What's the current guidance and what will await us, when and if we do get away? Simon unveils his five "tests " for prospective travellers while Mick continues his worldwide search for Gerald Bernstein. We'd like to thank Daisy and Poppy for their help. You can read the article from the New England Journal of Medicine at : https://www.nejm.org/doi/full/10.1056/NEJMoa031349
What were your journeys to school like? Long, uneventful, exciting, dangerous.....? Enjoy the experiences of some of our listeners. We'd like to thank Steph, Camilla, Silas, Lynette, Carol, Daisy and Poppy for their contributions. And the website we mentioned is www.boredpanda.com/dangerous-journey-to-school
Which famous site has come out top in our twitter poll? Will it be a wonder of nature or an attraction created by us humans? We also discuss Robert Louis Stevenson's book: Travels with a donkey in the Cévennes
The musical fanfare, The Curtain Rises, was composed by Kevin Macleod (incompetcech.com)
Simon and I exchange ways of keeping the flame of travel alive, without going anywhere. Expect entertaining books, silly games and a brief appearance from the president of The AA, Edmund King. The book "Journey round my room" is available, free, at gutenberg.org.
Simon and Mick make a few personal confessions and reveal some of travel's great fakes and fakers. They award the title of the greatest travel impostor to Georges Psalmanazar (not his real name), native of Formosa (well, not exactly) who hoodwinked London society in the eighteenth century.
The Great Green Wall, electric planes, vacuum trains.... Simon Calder and Mick Webb look forward to the next decade of travel and what it might bring. Electronic music is from the track "Hallon" by Christian Bjoerklund on the album Skapmat.
Every road, like every picture, has a story to tell. The A23, on its route between London and Brighton, has seen some of the best and worst of travel. Mick Webb and Simon Calder uncover tales of highwaymen, princely misdemeanours and old crocks (cars not them). They are joined by Rachel Birch and Beverley Keech
Simon Calder and Mick Webb create an alternative bucket list of places they've glimpsed from cars, planes and buses, and which they would love to return to one day. Like this Greek village in the Peloponnese.
...............Is it better than arriving? SImon Calder and Mick Webb discuss Robert Louis Stevenson's famous quotation.
And they trek hopefully through the vast expanses of the World Travel Market, playing Crazy Golf, Abu Dhabi style, and collecting freebies, daft marketing slogans and inspirational ideas about tourism.
Crossing frontiers is a crucial part of the travelling experience. It can be time-consuming,worrying, frightening, often fascinating and sometimes downright entertaining .

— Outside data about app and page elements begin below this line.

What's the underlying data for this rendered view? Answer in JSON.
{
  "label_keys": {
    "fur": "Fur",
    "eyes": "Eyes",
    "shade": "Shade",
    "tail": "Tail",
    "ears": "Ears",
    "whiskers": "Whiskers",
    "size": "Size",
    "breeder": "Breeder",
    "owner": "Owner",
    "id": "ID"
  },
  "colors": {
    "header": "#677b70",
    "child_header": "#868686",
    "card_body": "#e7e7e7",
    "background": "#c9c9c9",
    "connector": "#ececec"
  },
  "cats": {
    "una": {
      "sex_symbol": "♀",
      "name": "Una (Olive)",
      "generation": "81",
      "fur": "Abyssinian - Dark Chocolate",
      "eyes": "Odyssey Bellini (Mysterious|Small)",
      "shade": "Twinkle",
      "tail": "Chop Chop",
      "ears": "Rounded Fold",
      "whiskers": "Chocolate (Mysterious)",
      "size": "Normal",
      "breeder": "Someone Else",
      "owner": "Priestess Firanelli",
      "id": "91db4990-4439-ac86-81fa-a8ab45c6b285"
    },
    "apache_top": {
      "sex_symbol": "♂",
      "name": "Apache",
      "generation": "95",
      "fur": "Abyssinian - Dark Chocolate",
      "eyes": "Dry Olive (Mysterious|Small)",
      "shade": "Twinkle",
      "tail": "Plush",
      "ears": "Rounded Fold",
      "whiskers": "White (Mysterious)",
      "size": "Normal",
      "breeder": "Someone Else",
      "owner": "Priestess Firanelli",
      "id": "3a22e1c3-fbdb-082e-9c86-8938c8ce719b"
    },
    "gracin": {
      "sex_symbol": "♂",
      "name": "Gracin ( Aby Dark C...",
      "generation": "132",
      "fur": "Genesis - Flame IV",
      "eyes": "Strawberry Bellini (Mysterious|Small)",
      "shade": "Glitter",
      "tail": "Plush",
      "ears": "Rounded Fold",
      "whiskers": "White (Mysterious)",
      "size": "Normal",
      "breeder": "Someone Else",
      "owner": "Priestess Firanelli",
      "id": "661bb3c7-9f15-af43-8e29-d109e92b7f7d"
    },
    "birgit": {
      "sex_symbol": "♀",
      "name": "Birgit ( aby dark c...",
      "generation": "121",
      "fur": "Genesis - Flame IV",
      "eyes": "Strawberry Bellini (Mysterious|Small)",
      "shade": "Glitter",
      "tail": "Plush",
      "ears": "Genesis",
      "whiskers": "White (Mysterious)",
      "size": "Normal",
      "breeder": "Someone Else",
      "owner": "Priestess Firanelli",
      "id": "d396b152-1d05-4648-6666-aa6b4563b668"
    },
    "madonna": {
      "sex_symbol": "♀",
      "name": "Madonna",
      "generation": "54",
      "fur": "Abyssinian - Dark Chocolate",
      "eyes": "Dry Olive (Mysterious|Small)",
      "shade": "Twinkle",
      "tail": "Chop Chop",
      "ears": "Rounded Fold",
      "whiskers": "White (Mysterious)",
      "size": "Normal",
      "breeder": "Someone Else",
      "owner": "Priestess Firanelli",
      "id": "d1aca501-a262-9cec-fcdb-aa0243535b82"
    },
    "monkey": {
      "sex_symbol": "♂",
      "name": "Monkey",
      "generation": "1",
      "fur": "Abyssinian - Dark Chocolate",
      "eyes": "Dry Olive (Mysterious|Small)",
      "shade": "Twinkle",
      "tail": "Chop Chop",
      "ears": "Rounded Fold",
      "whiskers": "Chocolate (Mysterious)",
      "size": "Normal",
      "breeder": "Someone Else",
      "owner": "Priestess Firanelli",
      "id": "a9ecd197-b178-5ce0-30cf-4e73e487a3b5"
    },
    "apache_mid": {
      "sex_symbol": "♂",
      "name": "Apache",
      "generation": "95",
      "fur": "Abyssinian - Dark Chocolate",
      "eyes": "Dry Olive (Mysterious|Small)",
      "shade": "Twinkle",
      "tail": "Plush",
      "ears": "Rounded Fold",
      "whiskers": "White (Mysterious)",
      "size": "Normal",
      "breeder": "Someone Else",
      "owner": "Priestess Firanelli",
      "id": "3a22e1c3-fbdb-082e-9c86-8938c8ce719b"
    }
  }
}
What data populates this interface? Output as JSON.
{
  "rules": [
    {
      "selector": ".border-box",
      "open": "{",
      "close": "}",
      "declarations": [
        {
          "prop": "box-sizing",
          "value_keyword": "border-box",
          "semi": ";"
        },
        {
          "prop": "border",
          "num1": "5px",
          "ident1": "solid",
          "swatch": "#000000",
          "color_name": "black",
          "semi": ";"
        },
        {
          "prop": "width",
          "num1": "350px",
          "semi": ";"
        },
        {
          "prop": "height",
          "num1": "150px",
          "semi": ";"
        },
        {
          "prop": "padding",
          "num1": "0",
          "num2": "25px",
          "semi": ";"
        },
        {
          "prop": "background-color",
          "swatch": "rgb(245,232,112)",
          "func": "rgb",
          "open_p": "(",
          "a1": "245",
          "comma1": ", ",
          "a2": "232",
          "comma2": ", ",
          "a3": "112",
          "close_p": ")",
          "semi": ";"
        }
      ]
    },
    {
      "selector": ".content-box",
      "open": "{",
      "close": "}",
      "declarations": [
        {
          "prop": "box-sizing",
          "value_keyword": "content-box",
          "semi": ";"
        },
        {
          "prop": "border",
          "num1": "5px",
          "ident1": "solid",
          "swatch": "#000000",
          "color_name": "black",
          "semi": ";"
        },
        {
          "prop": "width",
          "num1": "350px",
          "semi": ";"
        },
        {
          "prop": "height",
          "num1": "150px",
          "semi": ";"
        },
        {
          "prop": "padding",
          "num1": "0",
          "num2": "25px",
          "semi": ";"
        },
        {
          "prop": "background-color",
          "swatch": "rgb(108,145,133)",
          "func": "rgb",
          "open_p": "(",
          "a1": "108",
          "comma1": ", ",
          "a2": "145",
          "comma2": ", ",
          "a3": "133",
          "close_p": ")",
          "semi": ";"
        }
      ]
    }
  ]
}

In this Podcast, travel journalists, Simon Calder and Mick Webb, who have travelled far and wide, reflect on the borders they have crossed. Like the unforgettable night spent trying to convince the Panamanian soldiers on the frontier between Colombia and Panama that they were bona fide tourists. Far from any road, in the thick rainforest of the Darien Gap, where most travellers were smugglers, Colombian guerrillas or paramilitaries, it took some doing. The photo shows a border marker ( and Simon).
Some remote border crossings seem to have very little serious connection with monitoring comings and goings, others, ironically, have become tourist attractions in their own right: Simon discusses the origins of the name and his own experience of crossing during the Cold War. And sometimes you get the feeling that it’s the border-crossing travellers who are providing the entertainment for the frontier officials.
Do send us your own tales of frontier experiences- the good, the bad and the ugly.